## Exercise description
Set down the entries once more exactly as they were written.
..........
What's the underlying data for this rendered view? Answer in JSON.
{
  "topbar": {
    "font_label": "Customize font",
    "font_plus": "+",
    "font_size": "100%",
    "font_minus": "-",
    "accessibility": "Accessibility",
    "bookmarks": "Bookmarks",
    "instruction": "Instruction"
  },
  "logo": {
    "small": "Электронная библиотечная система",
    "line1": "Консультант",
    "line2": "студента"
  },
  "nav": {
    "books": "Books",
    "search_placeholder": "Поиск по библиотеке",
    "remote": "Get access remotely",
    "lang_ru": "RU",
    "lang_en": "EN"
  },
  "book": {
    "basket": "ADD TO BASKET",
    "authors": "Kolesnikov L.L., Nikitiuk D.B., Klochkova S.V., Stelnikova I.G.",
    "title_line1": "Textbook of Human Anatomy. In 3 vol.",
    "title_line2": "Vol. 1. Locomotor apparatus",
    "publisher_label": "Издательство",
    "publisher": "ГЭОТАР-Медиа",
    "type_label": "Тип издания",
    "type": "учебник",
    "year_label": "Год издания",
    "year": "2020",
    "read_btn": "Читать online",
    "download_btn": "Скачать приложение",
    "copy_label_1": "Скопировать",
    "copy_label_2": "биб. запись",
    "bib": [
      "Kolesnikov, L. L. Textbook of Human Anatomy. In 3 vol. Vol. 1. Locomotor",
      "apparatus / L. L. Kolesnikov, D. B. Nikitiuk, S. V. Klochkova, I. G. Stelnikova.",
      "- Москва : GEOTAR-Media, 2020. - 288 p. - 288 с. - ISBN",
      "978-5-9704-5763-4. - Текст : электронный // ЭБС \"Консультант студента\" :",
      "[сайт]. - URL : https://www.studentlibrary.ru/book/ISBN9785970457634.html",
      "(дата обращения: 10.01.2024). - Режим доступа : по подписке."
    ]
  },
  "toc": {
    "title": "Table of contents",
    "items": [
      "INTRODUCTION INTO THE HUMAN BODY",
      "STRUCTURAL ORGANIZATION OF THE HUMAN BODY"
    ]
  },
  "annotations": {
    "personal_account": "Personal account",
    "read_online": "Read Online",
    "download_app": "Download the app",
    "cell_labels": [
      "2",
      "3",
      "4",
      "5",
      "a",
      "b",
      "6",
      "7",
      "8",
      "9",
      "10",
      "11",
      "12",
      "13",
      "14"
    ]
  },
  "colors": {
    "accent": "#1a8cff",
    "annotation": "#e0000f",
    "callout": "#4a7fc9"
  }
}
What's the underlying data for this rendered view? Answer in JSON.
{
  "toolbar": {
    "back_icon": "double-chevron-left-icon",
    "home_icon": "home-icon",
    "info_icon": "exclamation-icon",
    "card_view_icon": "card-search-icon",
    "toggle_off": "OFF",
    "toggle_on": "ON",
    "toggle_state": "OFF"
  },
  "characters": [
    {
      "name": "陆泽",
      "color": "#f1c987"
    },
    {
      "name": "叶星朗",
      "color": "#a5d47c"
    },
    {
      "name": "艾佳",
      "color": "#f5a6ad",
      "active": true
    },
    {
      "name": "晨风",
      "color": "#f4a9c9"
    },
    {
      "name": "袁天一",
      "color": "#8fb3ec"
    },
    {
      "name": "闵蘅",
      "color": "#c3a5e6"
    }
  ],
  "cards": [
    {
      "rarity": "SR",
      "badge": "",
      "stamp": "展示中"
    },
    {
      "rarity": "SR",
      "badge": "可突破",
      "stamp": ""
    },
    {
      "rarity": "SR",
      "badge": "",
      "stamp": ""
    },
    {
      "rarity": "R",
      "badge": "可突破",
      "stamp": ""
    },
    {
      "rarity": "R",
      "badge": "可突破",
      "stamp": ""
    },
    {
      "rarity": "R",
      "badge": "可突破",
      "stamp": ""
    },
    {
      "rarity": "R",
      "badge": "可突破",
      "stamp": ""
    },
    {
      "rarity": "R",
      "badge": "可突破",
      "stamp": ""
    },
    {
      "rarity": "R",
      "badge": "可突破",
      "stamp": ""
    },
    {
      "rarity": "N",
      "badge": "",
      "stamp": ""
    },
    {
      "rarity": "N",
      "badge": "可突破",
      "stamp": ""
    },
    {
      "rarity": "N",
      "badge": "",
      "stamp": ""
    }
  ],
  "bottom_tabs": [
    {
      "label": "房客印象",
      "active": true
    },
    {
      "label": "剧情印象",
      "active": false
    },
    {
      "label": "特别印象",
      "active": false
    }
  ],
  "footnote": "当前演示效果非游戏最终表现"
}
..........
## Result
What's the underlying data for this rendered view? Answer in JSON.
{
  "topbar": {
    "font_label": "Customize font",
    "font_plus": "+",
    "font_size": "100%",
    "font_minus": "-",
    "accessibility": "Accessibility",
    "bookmarks": "Bookmarks",
    "instruction": "Instruction"
  },
  "logo": {
    "small": "Электронная библиотечная система",
    "line1": "Консультант",
    "line2": "студента"
  },
  "nav": {
    "books": "Books",
    "search_placeholder": "Поиск по библиотеке",
    "remote": "Get access remotely",
    "lang_ru": "RU",
    "lang_en": "EN"
  },
  "book": {
    "basket": "ADD TO BASKET",
    "authors": "Kolesnikov L.L., Nikitiuk D.B., Klochkova S.V., Stelnikova I.G.",
    "title_line1": "Textbook of Human Anatomy. In 3 vol.",
    "title_line2": "Vol. 1. Locomotor apparatus",
    "publisher_label": "Издательство",
    "publisher": "ГЭОТАР-Медиа",
    "type_label": "Тип издания",
    "type": "учебник",
    "year_label": "Год издания",
    "year": "2020",
    "read_btn": "Читать online",
    "download_btn": "Скачать приложение",
    "copy_label_1": "Скопировать",
    "copy_label_2": "биб. запись",
    "bib": [
      "Kolesnikov, L. L. Textbook of Human Anatomy. In 3 vol. Vol. 1. Locomotor",
      "apparatus / L. L. Kolesnikov, D. B. Nikitiuk, S. V. Klochkova, I. G. Stelnikova.",
      "- Москва : GEOTAR-Media, 2020. - 288 p. - 288 с. - ISBN",
      "978-5-9704-5763-4. - Текст : электронный // ЭБС \"Консультант студента\" :",
      "[сайт]. - URL : https://www.studentlibrary.ru/book/ISBN9785970457634.html",
      "(дата обращения: 10.01.2024). - Режим доступа : по подписке."
    ]
  },
  "toc": {
    "title": "Table of contents",
    "items": [
      "INTRODUCTION INTO THE HUMAN BODY",
      "STRUCTURAL ORGANIZATION OF THE HUMAN BODY"
    ]
  },
  "annotations": {
    "personal_account": "Personal account",
    "read_online": "Read Online",
    "download_app": "Download the app",
    "cell_labels": [
      "2",
      "3",
      "4",
      "5",
      "a",
      "b",
      "6",
      "7",
      "8",
      "9",
      "10",
      "11",
      "12",
      "13",
      "14"
    ]
  },
  "colors": {
    "accent": "#1a8cff",
    "annotation": "#e0000f",
    "callout": "#4a7fc9"
  }
}
What's the underlying data for this rendered view? Answer in JSON.
{
  "toolbar": {
    "back_icon": "double-chevron-left-icon",
    "home_icon": "home-icon",
    "info_icon": "exclamation-icon",
    "card_view_icon": "card-search-icon",
    "toggle_off": "OFF",
    "toggle_on": "ON",
    "toggle_state": "OFF"
  },
  "characters": [
    {
      "name": "陆泽",
      "color": "#f1c987"
    },
    {
      "name": "叶星朗",
      "color": "#a5d47c"
    },
    {
      "name": "艾佳",
      "color": "#f5a6ad",
      "active": true
    },
    {
      "name": "晨风",
      "color": "#f4a9c9"
    },
    {
      "name": "袁天一",
      "color": "#8fb3ec"
    },
    {
      "name": "闵蘅",
      "color": "#c3a5e6"
    }
  ],
  "cards": [
    {
      "rarity": "SR",
      "badge": "",
      "stamp": "展示中"
    },
    {
      "rarity": "SR",
      "badge": "可突破",
      "stamp": ""
    },
    {
      "rarity": "SR",
      "badge": "",
      "stamp": ""
    },
    {
      "rarity": "R",
      "badge": "可突破",
      "stamp": ""
    },
    {
      "rarity": "R",
      "badge": "可突破",
      "stamp": ""
    },
    {
      "rarity": "R",
      "badge": "可突破",
      "stamp": ""
    },
    {
      "rarity": "R",
      "badge": "可突破",
      "stamp": ""
    },
    {
      "rarity": "R",
      "badge": "可突破",
      "stamp": ""
    },
    {
      "rarity": "R",
      "badge": "可突破",
      "stamp": ""
    },
    {
      "rarity": "N",
      "badge": "",
      "stamp": ""
    },
    {
      "rarity": "N",
      "badge": "可突破",
      "stamp": ""
    },
    {
      "rarity": "N",
      "badge": "",
      "stamp": ""
    }
  ],
  "bottom_tabs": [
    {
      "label": "房客印象",
      "active": true
    },
    {
      "label": "剧情印象",
      "active": false
    },
    {
      "label": "特别印象",
      "active": false
    }
  ],
  "footnote": "当前演示效果非游戏最终表现"
}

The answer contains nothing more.